1. Beware of anti-freeze! Ingesting antifreeze is lethal. Unfortunately both cats and dogs have been known to lick this sweet tasting substance. Make sure to check your car for leaks and make sure all bottles are stored far away from your pets.
2. Don’t leave your pets outside for prolonged periods of time. It doesn’t have to be Winter for it to get cold--especially for puppies, senior pets and smaller animals.
3. Beware of ticks. It’s still tick season and playing in the cool autumn leaves is one of the many ways your pooch could get them.
4. Let em’ have their fur coat. If you have a dog that you shave during the summer, let him start growing his coat back in the fall. Just like you need your Fall/Winter coat he’ll needs his too.
5. The changing of seasons is great time to check your pet ID tags and microchip.

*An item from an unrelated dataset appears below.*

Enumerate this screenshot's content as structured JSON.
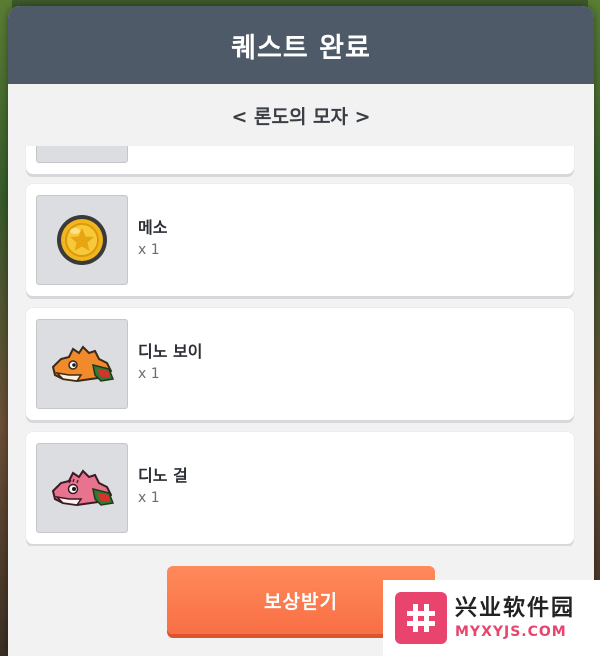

Just take 5 minutes to make sure all your pet’s information is up to date and in proper order.
6. Make holiday arrangements with your dog walker, pet sitter or doggy day care NOW. As the holidays approach, most of us will get busier and possibly have to travel. Take time out and plan ahead so you can make the holidays easier on your pets.
7. Fall celebrations such as Thanksgiving and Halloween, often mean people coming over to visit your home. If you have a pet that has special needs or is wary of new people, be sure to tell your guests about your pet before they come over.
8. Make sure your pets can’t escape through the main entrance of your home. This is especially important if you plan on having several guests in and out of the house this holiday season. It may be worth investing in a baby gate or creating some kind of barrier between the door and your pet. Especially if you have pet that’s known for bolting.
9. Be careful with holiday treats. Aside from known hazards such as chocolate, cooked bones, raw bread dough and many fruits and vegetables can also be life threatening to pets.
10. Be careful with decorations. Many shiny new decorations look like really fun toys to your pets. Make sure decorations are out of reach because many of them contain toxic metals and can become choking hazards.
Kristi May, MS, CVPM, LVMT, AHT, BSA, ABCDT
White House Animal Hospital 615-672-0357